***** Raw data *****

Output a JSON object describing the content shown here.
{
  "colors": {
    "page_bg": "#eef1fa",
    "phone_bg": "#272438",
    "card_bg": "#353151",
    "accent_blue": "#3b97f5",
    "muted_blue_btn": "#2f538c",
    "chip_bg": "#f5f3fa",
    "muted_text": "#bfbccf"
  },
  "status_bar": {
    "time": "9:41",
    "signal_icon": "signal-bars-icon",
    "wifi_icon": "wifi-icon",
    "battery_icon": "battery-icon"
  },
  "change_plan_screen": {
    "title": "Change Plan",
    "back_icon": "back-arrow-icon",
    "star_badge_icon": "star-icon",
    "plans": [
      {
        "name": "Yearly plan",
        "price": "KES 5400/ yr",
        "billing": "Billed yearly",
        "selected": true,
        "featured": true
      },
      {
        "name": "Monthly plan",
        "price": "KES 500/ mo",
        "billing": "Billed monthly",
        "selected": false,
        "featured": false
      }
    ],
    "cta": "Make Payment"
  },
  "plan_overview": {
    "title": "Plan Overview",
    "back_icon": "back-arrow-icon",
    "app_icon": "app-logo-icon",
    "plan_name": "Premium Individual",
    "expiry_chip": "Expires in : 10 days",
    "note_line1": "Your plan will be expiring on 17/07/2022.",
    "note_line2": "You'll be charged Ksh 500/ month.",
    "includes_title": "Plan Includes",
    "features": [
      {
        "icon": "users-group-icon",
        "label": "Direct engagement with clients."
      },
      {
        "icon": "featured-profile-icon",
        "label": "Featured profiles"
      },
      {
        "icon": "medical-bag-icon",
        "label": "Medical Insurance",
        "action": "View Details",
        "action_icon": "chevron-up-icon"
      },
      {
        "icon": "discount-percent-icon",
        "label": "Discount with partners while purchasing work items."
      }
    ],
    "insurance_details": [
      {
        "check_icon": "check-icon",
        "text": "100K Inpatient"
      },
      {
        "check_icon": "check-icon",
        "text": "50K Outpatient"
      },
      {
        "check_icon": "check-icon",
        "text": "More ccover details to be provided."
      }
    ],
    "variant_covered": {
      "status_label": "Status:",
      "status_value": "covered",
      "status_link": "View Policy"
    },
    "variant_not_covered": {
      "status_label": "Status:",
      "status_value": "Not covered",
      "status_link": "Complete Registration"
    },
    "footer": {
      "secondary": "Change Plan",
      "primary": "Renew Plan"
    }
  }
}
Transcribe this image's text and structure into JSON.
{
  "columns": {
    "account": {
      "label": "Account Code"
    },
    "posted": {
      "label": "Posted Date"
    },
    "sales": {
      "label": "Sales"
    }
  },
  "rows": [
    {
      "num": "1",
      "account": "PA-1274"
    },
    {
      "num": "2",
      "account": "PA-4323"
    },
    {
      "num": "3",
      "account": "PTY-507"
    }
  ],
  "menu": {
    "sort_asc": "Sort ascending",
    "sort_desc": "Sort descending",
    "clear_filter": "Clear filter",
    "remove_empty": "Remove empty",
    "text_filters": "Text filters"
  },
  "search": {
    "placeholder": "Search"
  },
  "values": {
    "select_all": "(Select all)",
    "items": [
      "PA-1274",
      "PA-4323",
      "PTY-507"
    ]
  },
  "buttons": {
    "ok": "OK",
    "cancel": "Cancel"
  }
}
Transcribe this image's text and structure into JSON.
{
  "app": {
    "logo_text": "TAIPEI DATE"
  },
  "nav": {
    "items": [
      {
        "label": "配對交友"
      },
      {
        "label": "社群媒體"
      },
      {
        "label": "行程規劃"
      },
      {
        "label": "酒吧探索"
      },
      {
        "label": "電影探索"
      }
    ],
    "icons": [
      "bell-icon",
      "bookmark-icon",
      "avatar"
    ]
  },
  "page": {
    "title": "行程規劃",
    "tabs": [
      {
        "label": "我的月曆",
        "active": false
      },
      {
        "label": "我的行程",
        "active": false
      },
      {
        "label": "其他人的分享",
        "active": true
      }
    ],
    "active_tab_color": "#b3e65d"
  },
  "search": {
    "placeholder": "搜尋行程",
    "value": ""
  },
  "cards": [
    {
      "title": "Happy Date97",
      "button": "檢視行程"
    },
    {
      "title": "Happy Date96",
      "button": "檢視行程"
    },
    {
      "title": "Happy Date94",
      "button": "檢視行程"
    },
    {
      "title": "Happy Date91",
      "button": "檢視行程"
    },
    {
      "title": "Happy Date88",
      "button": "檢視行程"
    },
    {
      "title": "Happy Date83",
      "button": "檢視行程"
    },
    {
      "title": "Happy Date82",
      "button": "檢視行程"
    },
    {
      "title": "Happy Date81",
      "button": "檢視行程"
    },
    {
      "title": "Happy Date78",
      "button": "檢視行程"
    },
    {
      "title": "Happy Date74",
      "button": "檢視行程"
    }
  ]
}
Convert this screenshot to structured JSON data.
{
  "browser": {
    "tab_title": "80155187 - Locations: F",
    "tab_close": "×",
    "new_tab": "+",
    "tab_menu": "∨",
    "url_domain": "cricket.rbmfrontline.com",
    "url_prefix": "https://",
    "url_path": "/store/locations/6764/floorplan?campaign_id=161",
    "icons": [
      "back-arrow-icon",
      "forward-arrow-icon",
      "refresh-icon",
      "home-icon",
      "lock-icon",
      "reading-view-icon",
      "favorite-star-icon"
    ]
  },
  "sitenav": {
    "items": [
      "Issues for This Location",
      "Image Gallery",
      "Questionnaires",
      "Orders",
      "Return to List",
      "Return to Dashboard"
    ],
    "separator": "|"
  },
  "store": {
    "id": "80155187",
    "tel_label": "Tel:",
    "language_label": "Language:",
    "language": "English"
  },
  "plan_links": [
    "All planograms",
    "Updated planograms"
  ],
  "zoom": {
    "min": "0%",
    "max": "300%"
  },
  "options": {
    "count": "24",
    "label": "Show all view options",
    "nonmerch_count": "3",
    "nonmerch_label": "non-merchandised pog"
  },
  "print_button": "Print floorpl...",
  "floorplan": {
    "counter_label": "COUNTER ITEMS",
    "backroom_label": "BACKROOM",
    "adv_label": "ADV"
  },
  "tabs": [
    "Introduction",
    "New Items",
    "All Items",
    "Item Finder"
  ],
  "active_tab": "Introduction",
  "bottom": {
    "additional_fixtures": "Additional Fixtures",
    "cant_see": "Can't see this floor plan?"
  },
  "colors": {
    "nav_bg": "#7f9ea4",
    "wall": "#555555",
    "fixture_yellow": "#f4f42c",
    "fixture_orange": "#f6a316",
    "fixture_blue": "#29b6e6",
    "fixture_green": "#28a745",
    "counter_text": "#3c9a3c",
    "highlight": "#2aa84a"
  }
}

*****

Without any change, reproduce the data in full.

Output a JSON object describing the content shown here.
{
  "colors": {
    "page_bg": "#eef1fa",
    "phone_bg": "#272438",
    "card_bg": "#353151",
    "accent_blue": "#3b97f5",
    "muted_blue_btn": "#2f538c",
    "chip_bg": "#f5f3fa",
    "muted_text": "#bfbccf"
  },
  "status_bar": {
    "time": "9:41",
    "signal_icon": "signal-bars-icon",
    "wifi_icon": "wifi-icon",
    "battery_icon": "battery-icon"
  },
  "change_plan_screen": {
    "title": "Change Plan",
    "back_icon": "back-arrow-icon",
    "star_badge_icon": "star-icon",
    "plans": [
      {
        "name": "Yearly plan",
        "price": "KES 5400/ yr",
        "billing": "Billed yearly",
        "selected": true,
        "featured": true
      },
      {
        "name": "Monthly plan",
        "price": "KES 500/ mo",
        "billing": "Billed monthly",
        "selected": false,
        "featured": false
      }
    ],
    "cta": "Make Payment"
  },
  "plan_overview": {
    "title": "Plan Overview",
    "back_icon": "back-arrow-icon",
    "app_icon": "app-logo-icon",
    "plan_name": "Premium Individual",
    "expiry_chip": "Expires in : 10 days",
    "note_line1": "Your plan will be expiring on 17/07/2022.",
    "note_line2": "You'll be charged Ksh 500/ month.",
    "includes_title": "Plan Includes",
    "features": [
      {
        "icon": "users-group-icon",
        "label": "Direct engagement with clients."
      },
      {
        "icon": "featured-profile-icon",
        "label": "Featured profiles"
      },
      {
        "icon": "medical-bag-icon",
        "label": "Medical Insurance",
        "action": "View Details",
        "action_icon": "chevron-up-icon"
      },
      {
        "icon": "discount-percent-icon",
        "label": "Discount with partners while purchasing work items."
      }
    ],
    "insurance_details": [
      {
        "check_icon": "check-icon",
        "text": "100K Inpatient"
      },
      {
        "check_icon": "check-icon",
        "text": "50K Outpatient"
      },
      {
        "check_icon": "check-icon",
        "text": "More ccover details to be provided."
      }
    ],
    "variant_covered": {
      "status_label": "Status:",
      "status_value": "covered",
      "status_link": "View Policy"
    },
    "variant_not_covered": {
      "status_label": "Status:",
      "status_value": "Not covered",
      "status_link": "Complete Registration"
    },
    "footer": {
      "secondary": "Change Plan",
      "primary": "Renew Plan"
    }
  }
}
Transcribe this image's text and structure into JSON.
{
  "columns": {
    "account": {
      "label": "Account Code"
    },
    "posted": {
      "label": "Posted Date"
    },
    "sales": {
      "label": "Sales"
    }
  },
  "rows": [
    {
      "num": "1",
      "account": "PA-1274"
    },
    {
      "num": "2",
      "account": "PA-4323"
    },
    {
      "num": "3",
      "account": "PTY-507"
    }
  ],
  "menu": {
    "sort_asc": "Sort ascending",
    "sort_desc": "Sort descending",
    "clear_filter": "Clear filter",
    "remove_empty": "Remove empty",
    "text_filters": "Text filters"
  },
  "search": {
    "placeholder": "Search"
  },
  "values": {
    "select_all": "(Select all)",
    "items": [
      "PA-1274",
      "PA-4323",
      "PTY-507"
    ]
  },
  "buttons": {
    "ok": "OK",
    "cancel": "Cancel"
  }
}
Transcribe this image's text and structure into JSON.
{
  "app": {
    "logo_text": "TAIPEI DATE"
  },
  "nav": {
    "items": [
      {
        "label": "配對交友"
      },
      {
        "label": "社群媒體"
      },
      {
        "label": "行程規劃"
      },
      {
        "label": "酒吧探索"
      },
      {
        "label": "電影探索"
      }
    ],
    "icons": [
      "bell-icon",
      "bookmark-icon",
      "avatar"
    ]
  },
  "page": {
    "title": "行程規劃",
    "tabs": [
      {
        "label": "我的月曆",
        "active": false
      },
      {
        "label": "我的行程",
        "active": false
      },
      {
        "label": "其他人的分享",
        "active": true
      }
    ],
    "active_tab_color": "#b3e65d"
  },
  "search": {
    "placeholder": "搜尋行程",
    "value": ""
  },
  "cards": [
    {
      "title": "Happy Date97",
      "button": "檢視行程"
    },
    {
      "title": "Happy Date96",
      "button": "檢視行程"
    },
    {
      "title": "Happy Date94",
      "button": "檢視行程"
    },
    {
      "title": "Happy Date91",
      "button": "檢視行程"
    },
    {
      "title": "Happy Date88",
      "button": "檢視行程"
    },
    {
      "title": "Happy Date83",
      "button": "檢視行程"
    },
    {
      "title": "Happy Date82",
      "button": "檢視行程"
    },
    {
      "title": "Happy Date81",
      "button": "檢視行程"
    },
    {
      "title": "Happy Date78",
      "button": "檢視行程"
    },
    {
      "title": "Happy Date74",
      "button": "檢視行程"
    }
  ]
}
Convert this screenshot to structured JSON data.
{
  "browser": {
    "tab_title": "80155187 - Locations: F",
    "tab_close": "×",
    "new_tab": "+",
    "tab_menu": "∨",
    "url_domain": "cricket.rbmfrontline.com",
    "url_prefix": "https://",
    "url_path": "/store/locations/6764/floorplan?campaign_id=161",
    "icons": [
      "back-arrow-icon",
      "forward-arrow-icon",
      "refresh-icon",
      "home-icon",
      "lock-icon",
      "reading-view-icon",
      "favorite-star-icon"
    ]
  },
  "sitenav": {
    "items": [
      "Issues for This Location",
      "Image Gallery",
      "Questionnaires",
      "Orders",
      "Return to List",
      "Return to Dashboard"
    ],
    "separator": "|"
  },
  "store": {
    "id": "80155187",
    "tel_label": "Tel:",
    "language_label": "Language:",
    "language": "English"
  },
  "plan_links": [
    "All planograms",
    "Updated planograms"
  ],
  "zoom": {
    "min": "0%",
    "max": "300%"
  },
  "options": {
    "count": "24",
    "label": "Show all view options",
    "nonmerch_count": "3",
    "nonmerch_label": "non-merchandised pog"
  },
  "print_button": "Print floorpl...",
  "floorplan": {
    "counter_label": "COUNTER ITEMS",
    "backroom_label": "BACKROOM",
    "adv_label": "ADV"
  },
  "tabs": [
    "Introduction",
    "New Items",
    "All Items",
    "Item Finder"
  ],
  "active_tab": "Introduction",
  "bottom": {
    "additional_fixtures": "Additional Fixtures",
    "cant_see": "Can't see this floor plan?"
  },
  "colors": {
    "nav_bg": "#7f9ea4",
    "wall": "#555555",
    "fixture_yellow": "#f4f42c",
    "fixture_orange": "#f6a316",
    "fixture_blue": "#29b6e6",
    "fixture_green": "#28a745",
    "counter_text": "#3c9a3c",
    "highlight": "#2aa84a"
  }
}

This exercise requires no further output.